This is from Robeson’s entry in wikipedia:

Paul LeRoy Bustill Robeson (April 9, 1898–January 23, 1976) was an Afro-American actor of film and stage, All-American and professional athlete, writer, multi-lingual orator, lawyer, and basso profondo concert singer who was also noted for his wide-ranging social justice activism.

A forerunner of the civil rights movement, Robeson was a trades union activist, peace activist, Phi Beta Kappa Society laureate, and a recipient of the Spingarn Medal and Stalin Peace Prize. Robeson achieved worldwide fame and recognition during his life for his artistic accomplishments, and his outspoken, radical beliefs which largely clashed with the colonial powers of Western Europe and the Jim Crow climate of pre-civil rights America.

Paul Robeson was the first major concert star to popularize the performance of Negro spirituals and was the first black actor of the 20th century to portray William Shakespeare’s Othello. His 1943-44 Broadway run of Othello still holds the record for the longest running Shakespeare play. Despite Robeson’s vocal dissatisfaction with movie stereotypes, his roles in both the American and British film industry were some of the first parts ever created that displayed dignity and respect for the African American film actor, paving the way for Sidney Poitier and Harry Belafonte.

At the height of his fame, Paul Robeson decided to become a primarily political artist, speaking out against fascism and racism in the US and abroad as white America failed post-World War II to stand up for the rights of people of color. Robeson thus became a prime target of the Red Scare during the late 1940s through to the late 1950s.

His passport was revoked from 1950 to 1958 under the McCarran Act and he was under surveillance by the U.S. Federal Bureau of Investigation and Central Intelligence Agency and by British MI5 for well over three decades until his death in 1976. The reasoning behind his persecution centered not only on his beliefs in socialism and friendship with the peoples of the Soviet Union but also his tireless work towards the liberation of the colonial peoples of Africa, the Caribbean and Asia, his support of the International Brigades, his ardent efforts to push for anti-lynching legislation and the integration of major league baseball among many other causes that challenged worldwide white supremacy.

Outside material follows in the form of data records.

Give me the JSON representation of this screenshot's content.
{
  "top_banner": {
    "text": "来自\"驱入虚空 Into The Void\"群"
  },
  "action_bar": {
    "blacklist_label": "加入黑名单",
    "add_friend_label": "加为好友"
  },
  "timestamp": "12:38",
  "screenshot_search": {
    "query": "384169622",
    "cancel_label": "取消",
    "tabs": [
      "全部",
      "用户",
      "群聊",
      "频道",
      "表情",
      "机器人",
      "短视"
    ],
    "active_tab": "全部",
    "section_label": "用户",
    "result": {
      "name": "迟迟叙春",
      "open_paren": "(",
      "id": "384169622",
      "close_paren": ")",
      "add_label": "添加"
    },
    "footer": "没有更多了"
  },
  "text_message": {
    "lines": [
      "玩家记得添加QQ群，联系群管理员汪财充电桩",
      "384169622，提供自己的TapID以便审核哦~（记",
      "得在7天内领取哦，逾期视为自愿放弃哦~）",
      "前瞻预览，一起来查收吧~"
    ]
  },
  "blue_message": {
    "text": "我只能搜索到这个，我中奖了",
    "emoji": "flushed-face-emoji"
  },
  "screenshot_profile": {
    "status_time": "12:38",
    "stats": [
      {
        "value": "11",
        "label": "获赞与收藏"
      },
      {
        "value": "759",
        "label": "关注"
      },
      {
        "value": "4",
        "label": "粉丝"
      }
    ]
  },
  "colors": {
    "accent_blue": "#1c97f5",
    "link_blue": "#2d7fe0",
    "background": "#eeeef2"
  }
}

Condemnation of Robeson and his beliefs came swiftly, from both the white establishment of the US, including the United States Congress, and many mainstream black organizations including the National Association for the Advancement of Colored People (NAACP). This mass vilification by the American establishment blacklisted and isolated Robeson for the latter part of his career.

Despite the fact that Paul Robeson was one of the most internationally famous cultural figures of his era, the persecution virtually erased him from mainstream culture and subsequent interpretations of 20th century history, including civil rights and black history.

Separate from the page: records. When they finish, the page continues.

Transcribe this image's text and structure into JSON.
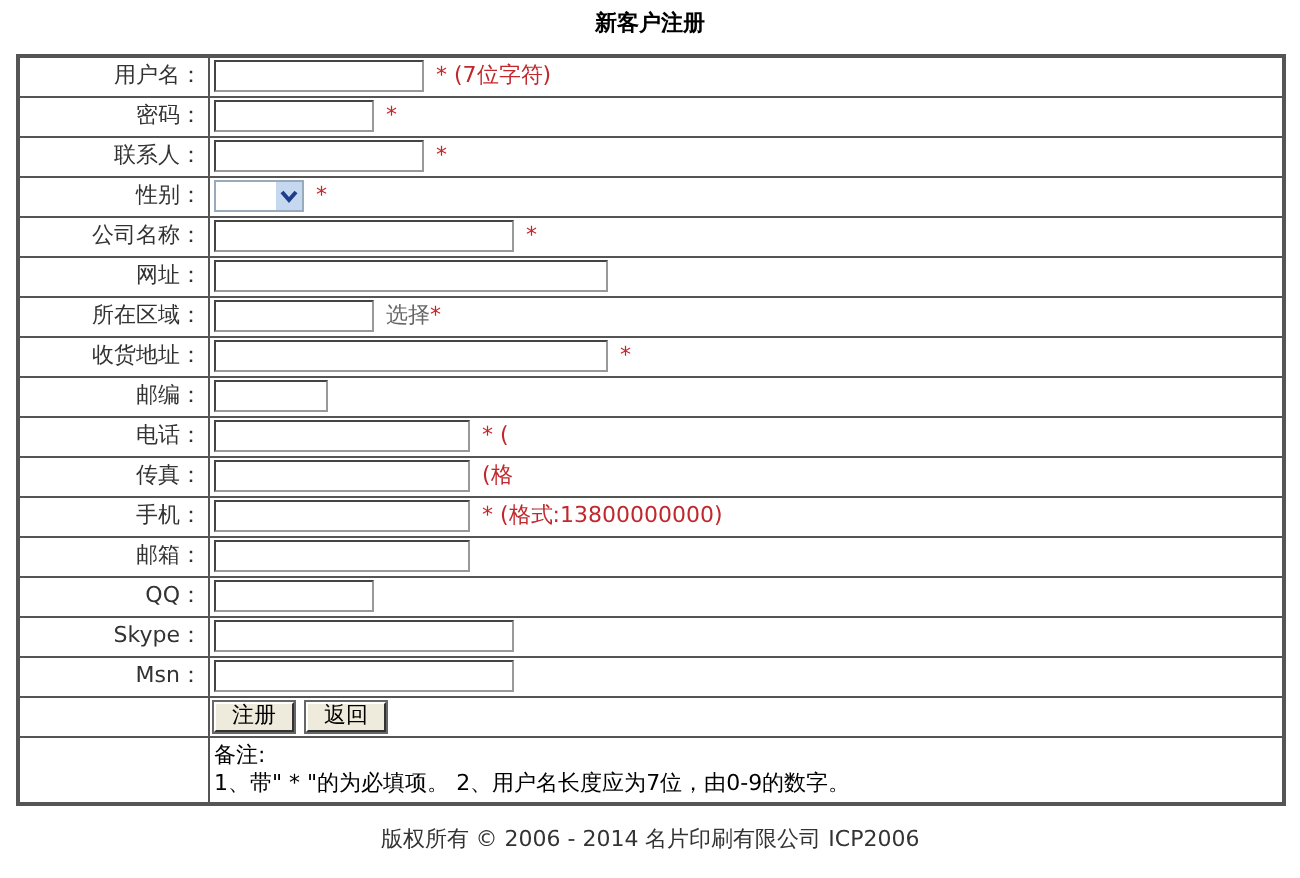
{
  "title": "新客户注册",
  "fields": [
    {
      "label": "用户名：",
      "kind": "text",
      "hint": "* (7位字符)"
    },
    {
      "label": "密码：",
      "kind": "text",
      "hint": "*"
    },
    {
      "label": "联系人：",
      "kind": "text",
      "hint": "*"
    },
    {
      "label": "性别：",
      "kind": "select",
      "hint": "*"
    },
    {
      "label": "公司名称：",
      "kind": "text",
      "hint": "*"
    },
    {
      "label": "网址：",
      "kind": "text"
    },
    {
      "label": "所在区域：",
      "kind": "text",
      "link": "选择",
      "hint": "*"
    },
    {
      "label": "收货地址：",
      "kind": "text",
      "hint": "*"
    },
    {
      "label": "邮编：",
      "kind": "text"
    },
    {
      "label": "电话：",
      "kind": "text",
      "hint": "* ("
    },
    {
      "label": "传真：",
      "kind": "text",
      "hint": "(格"
    },
    {
      "label": "手机：",
      "kind": "text",
      "hint": "* (格式:13800000000)"
    },
    {
      "label": "邮箱：",
      "kind": "text"
    },
    {
      "label": "QQ：",
      "kind": "text"
    },
    {
      "label": "Skype：",
      "kind": "text"
    },
    {
      "label": "Msn：",
      "kind": "text"
    }
  ],
  "buttons": [
    "注册",
    "返回"
  ],
  "notes": {
    "heading": "备注:",
    "text": "1、带\" * \"的为必填项。 2、用户名长度应为7位，由0-9的数字。"
  },
  "footer": "版权所有 © 2006 - 2014 名片印刷有限公司  ICP2006"
}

Paul Robeson sings Ol’ Man River in the 2nd version (1936) of Showboat: “Colored folks work on de Mississippi / Colored folks work while de white folks play / Pullin’ dose boats from de dawn to sunset / Gittin’ no rest till de judgement day.”

The most notable aspect of Paul Robeson is that he always fought for the dignity and progress of the race, no matter what the personal cost. And as said above, that cost was very, very high.

To those who don’t know about Paul Robeson: please, find out and learn. This is a man who lost fortune, fame… everything… in the furtherance of the cause of African American progress.

His name deserves to be invoked among the pantheon of American and African American giants. Don’t let those who sought to destroy him and his legacy be successful.

Celebrate his life.